Back to the sauce.  Dice the rest of the apple nice and small, chuck it in with the stock with a little salt and pepper a touch of sugar to balance the apple acidity and just a touch of booze (calvados for dinner party, brandy for yourself or even a bit of dry sherry left over from Christmas). Let the sauce tick over on the stove until reduced to about a wine glass full, bramley apples should have held their shape, eaters will be mushy but still taste good. Add about the same quantity of double cream and slightly reduce. Take it off the stove until needed.

Nearly there, cook the pork trays in a hot oven 200+ deg C for about half hour until nice and crispy on top.

Deb tucking in! 

To finish, just warm the sauce up stirring in a nice healthy knob of butter.

As you can see, this is quite a rich dish so I've served it with quick and easy stove top ratatouille, no spuds needed in my opinion.

What's for dinner...

Whilst Deb has been out getting some shifts in, I've been doing some serious DIY but also providing Deb with a good old plate of grub when she gets back for a couple of hours break. Now Deb has said a couple of times recently that she doesn't know what to do for dinner as I spoil her with lots of nummy stuff. In my defence I was a chef for decade or so for my first career. So, two birds one stone, I thought I'd blog some of my recipes and number them as I went on throughout the year so if she says "what do you want for dinner" I can just say "how about a #3 with #52 for pud" simples :-)

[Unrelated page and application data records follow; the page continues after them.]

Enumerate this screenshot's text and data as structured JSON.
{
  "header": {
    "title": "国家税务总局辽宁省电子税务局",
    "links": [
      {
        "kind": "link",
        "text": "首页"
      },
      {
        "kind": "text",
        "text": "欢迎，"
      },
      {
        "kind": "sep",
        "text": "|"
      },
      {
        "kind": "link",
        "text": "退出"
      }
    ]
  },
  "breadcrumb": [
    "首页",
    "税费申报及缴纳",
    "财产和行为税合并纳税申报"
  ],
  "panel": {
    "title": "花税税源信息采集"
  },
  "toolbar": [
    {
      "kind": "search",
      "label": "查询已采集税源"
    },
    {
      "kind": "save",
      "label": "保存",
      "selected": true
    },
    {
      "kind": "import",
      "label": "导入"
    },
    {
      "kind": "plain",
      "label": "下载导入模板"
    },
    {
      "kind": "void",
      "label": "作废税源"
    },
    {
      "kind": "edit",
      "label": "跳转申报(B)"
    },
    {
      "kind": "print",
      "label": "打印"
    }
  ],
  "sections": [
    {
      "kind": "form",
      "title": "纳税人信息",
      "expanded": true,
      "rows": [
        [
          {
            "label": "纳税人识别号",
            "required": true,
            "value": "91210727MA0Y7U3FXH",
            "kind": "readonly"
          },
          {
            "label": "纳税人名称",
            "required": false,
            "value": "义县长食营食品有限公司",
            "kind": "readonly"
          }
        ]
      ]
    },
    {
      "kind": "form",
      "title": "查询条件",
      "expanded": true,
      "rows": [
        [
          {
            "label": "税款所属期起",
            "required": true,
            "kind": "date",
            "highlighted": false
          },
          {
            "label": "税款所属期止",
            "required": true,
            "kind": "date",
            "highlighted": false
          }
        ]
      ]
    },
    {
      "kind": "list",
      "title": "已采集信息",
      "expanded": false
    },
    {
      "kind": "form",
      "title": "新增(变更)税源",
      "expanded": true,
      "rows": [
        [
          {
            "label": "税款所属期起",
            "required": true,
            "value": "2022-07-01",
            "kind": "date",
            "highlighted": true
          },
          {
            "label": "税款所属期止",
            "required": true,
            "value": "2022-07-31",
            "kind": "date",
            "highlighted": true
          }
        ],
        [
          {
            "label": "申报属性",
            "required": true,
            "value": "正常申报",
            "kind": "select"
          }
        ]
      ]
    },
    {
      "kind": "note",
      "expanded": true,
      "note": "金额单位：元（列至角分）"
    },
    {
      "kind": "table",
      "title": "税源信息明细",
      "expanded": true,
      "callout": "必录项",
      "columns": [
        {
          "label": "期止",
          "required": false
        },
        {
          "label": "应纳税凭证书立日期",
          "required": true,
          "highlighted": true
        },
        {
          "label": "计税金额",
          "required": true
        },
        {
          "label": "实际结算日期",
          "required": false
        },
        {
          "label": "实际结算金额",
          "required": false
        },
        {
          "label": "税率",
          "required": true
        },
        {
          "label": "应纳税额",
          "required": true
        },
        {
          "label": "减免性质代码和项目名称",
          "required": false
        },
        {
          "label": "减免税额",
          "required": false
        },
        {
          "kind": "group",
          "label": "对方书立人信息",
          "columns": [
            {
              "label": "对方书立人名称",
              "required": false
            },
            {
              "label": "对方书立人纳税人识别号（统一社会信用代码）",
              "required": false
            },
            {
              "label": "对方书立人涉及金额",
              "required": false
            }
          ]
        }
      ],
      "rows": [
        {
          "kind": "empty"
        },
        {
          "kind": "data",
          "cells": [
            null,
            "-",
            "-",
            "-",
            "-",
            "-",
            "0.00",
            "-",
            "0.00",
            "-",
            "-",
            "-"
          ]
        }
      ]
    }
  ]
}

Hopefully what the list will consist of will be a selection of tasty treats that have evolved around the thought process of; cheap to make, tasty, not too labour intensive, minimal equipment usage, not too much washing up, and being cooked offline where possible (cooking on the wood burner, BBQ, fire pit, in fact any way that means using less purchased fuel) oh and did I mention cheap - probably no more than £1 per portion, £1.50 or so for the meal, so don't expect ribs of beef or any fish more expensive than mackerel. Its not going to be too scientific, I won't include exact quantities. In fact you really only need to worry about precise weights and measures with bakery and patisserie goods. As seasons progress there may be regular foraging forays as well which will be included and  should get the store cupboard topped up with a few jams and chutneys.

If you like any of the recipes enough to roll up your sleeves and have a go I'd love to know about it. Send me a picture and I'll post it up :-)

Recipe one follows on the next post, I've kept the intro separate so I can try and label the recipes as a new tab on the blog.

Saturday, 5 January 2013

What a mild night...

With the stove ticking over last night the temperature hasn't dropped below 22 deg C in the lounge.... hmmm that looks like brewing temperature to me, where did the brew kit go?

An arm stretched out through the rear door at half six showed not only a mild morning but also bone dry. Looks like I will be able to get a second top coat of paint on the port side today. Ill wait until the sun has shown its face and warmed the steel a bit which will give me time to put a fourth varnish coat on the side hatch doors, refix the varnished skirting boards/pipe boxes get lunch on the go and repot my now setting chilli jam.

Deb is working today so at least the boat will stay still whilst I'm painting. She has also been working on her blog contribution as when she dipped in last year there was a bit of repetition, this year it will be a stats round up of where we have moored, miles covered, locks wound, miles walked/cycled, etc so there will e o disputing when we were last at x or how long since the last oil change.

Roll on end of Feb when we can get back to proper boating!

I wish painting the side was as easy as it looked in the photo.